In immediate (and technically alterable) retrospect, I realize that it sounds like I hated Jurassic World.

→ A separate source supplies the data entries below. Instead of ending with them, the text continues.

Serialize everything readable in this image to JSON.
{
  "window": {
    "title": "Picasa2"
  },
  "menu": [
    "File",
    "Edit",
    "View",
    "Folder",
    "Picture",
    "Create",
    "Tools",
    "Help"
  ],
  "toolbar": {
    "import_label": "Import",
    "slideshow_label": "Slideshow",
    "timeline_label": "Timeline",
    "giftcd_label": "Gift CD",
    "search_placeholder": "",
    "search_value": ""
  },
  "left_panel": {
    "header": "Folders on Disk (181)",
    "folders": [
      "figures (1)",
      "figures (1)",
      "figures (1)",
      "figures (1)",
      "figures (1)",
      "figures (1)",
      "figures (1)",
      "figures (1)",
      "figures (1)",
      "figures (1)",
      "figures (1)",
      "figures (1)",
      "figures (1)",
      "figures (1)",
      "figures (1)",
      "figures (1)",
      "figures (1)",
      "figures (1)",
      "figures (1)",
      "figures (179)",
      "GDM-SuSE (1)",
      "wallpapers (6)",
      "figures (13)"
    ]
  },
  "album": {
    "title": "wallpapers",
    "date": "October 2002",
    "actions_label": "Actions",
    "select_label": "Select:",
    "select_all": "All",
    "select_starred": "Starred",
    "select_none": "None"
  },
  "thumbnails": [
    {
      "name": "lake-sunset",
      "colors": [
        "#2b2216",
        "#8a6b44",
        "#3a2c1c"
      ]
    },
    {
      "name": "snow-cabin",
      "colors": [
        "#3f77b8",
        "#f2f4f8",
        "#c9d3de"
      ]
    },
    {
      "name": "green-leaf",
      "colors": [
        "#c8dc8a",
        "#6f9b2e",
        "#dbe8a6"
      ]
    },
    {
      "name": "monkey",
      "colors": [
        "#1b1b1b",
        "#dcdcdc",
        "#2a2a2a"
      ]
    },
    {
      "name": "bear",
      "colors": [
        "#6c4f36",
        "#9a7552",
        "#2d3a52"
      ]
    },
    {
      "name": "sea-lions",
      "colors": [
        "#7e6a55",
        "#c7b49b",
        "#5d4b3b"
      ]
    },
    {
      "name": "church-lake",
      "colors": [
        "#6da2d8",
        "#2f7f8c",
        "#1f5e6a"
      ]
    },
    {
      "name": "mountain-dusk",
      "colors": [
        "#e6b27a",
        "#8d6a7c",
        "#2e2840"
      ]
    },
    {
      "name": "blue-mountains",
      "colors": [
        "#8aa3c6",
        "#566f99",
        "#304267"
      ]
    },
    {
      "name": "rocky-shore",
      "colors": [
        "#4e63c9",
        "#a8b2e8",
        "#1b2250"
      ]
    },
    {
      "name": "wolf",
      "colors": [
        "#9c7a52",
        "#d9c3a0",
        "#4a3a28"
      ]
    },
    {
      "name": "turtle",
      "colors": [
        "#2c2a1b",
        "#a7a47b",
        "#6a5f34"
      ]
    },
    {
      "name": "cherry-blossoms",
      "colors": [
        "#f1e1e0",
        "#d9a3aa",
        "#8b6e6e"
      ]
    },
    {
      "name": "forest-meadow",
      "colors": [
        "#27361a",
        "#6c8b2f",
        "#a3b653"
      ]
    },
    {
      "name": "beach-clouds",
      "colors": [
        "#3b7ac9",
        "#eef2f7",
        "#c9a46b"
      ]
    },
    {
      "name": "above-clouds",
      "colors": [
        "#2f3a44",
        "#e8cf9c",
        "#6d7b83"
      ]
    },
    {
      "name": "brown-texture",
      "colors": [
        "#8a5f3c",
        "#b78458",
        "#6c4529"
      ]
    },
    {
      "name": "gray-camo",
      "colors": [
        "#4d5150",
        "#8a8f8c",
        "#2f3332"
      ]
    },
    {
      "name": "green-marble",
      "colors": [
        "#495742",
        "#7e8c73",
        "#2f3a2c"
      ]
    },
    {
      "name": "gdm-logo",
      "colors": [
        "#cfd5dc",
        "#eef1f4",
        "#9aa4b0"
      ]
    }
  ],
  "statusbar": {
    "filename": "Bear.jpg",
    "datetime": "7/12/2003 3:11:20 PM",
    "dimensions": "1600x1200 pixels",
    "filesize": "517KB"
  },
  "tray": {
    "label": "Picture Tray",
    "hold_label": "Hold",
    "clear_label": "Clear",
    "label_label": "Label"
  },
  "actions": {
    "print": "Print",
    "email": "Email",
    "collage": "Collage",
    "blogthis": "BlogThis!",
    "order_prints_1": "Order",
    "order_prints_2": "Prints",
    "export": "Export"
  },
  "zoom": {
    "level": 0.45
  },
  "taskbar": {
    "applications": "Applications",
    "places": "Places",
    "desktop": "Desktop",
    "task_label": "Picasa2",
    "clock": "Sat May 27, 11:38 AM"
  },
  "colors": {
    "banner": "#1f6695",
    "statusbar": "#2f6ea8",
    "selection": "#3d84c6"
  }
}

I didn’t. I actually found it pretty entertaining and exciting for the most part and I consider it the best sequel in the series, but given what Jurassic Park was able to accomplish, I wanted more than empty thrills from this movie (admittedly unreasonable expectations, given the direction that the other sequels took). Jurassic World is a pretty fun movie and honestly, it’s fine that that’s all it is. I just foolishly couldn’t help but ask for more from it.
P.S. I was very happy to see actor Eric Edelstein in his small role as the “Paddock Supervisor”. I recognized him at a film festival a couple years ago from a few appearances in Parks and Recreation and had a chance to briefly chat with him… really nice guy and glad to see that he’s getting work in big stuff.